# Monday, June 08, 2009
Photo Crafts From Our Readers
Posted by Maureen

Several readers of this blog sent in examples of their creative endeavors that use family photos. You don't want to damage original images by using them in picture-perfect projects, but you can use copies. Here's a gallery of their projects. 



Carolyn Natsch sent in the above picture of her memory tin.

Norwoodbookmarks.jpg
Carol Norwood creates these lovely photo bookmarks that include information about the person depicted.

Van KirkWall1.jpg

Jarrod W. Van Kirk created a pictorial family tree on a wall in his home.



Tillie Van Sickle sent this picture her beautiful Miller Family Quilt.

Hope you enjoy (and even get inspired by) these examples!
Photo fun | preserving photos
Monday, June 08, 2009 2:19:46 PM (GMT Daylight Time, UTC+01:00)  #  Comments [3]
# Monday, June 01, 2009
Photo Crafts From Our Ancestors
Posted by Maureen

So far, no one has answered my call in last week's column for pictures of creative endeavors using family photos, but I found an example of a historic photo craft attached to an email from Candace Fountoulakis. She received this photo from her maternal aunt.

060109wATTS0001.jpg
It's a lovely piece of needlework, but no one knows the name of the couple in the center. Candace thinks they could be from either the Watts or the Boohler side of her family from Ohio.

This image was taken by the Grand Central Gallery of Omaha, Neb. German immigrant Herman Heyn was the owner of the studio, according to the 1883 city directory for Omaha (available on Ancestry.com). In subsequent years Heyn is at the same address until his photo business becomes James & Co., circa 1900.

Given the style of their clothing, this picture is likely a copy of a much earlier image taken in the 1860s. The couple is dressed in everyday work attire; notice the apron worn by the woman.

Figuring out who they are requires examining family history. Fountoulakis can see who lived in Omaha in the 1880s or 1890s, then look at the birth and death dates of their parents.

A woman created the frame using cross stitch. Don't jump to the conclusion that this couple is necessarily on a maternal line. During the 19th century, it was customary to call your in-laws Mother and Father as well as your own parents.

Although the identity of this couple is a mystery for now, it's no secret what happened to Heyn. He later became famous for taking pictures of Native American tribal personages during the Indian Congress of 1898.  You can view some of his stunning handcolored pictures on the Library of Congress Flickr site.

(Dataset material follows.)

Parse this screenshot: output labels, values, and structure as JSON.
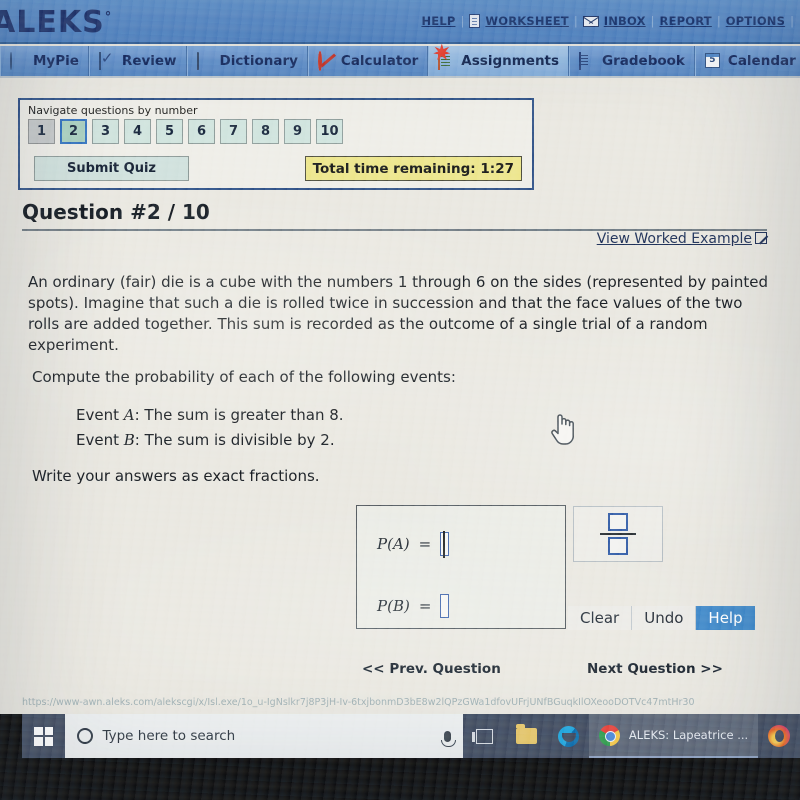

1860s photos | Photo fun
Monday, June 01, 2009 7:23:29 PM (GMT Daylight Time, UTC+01:00)  #  Comments [2]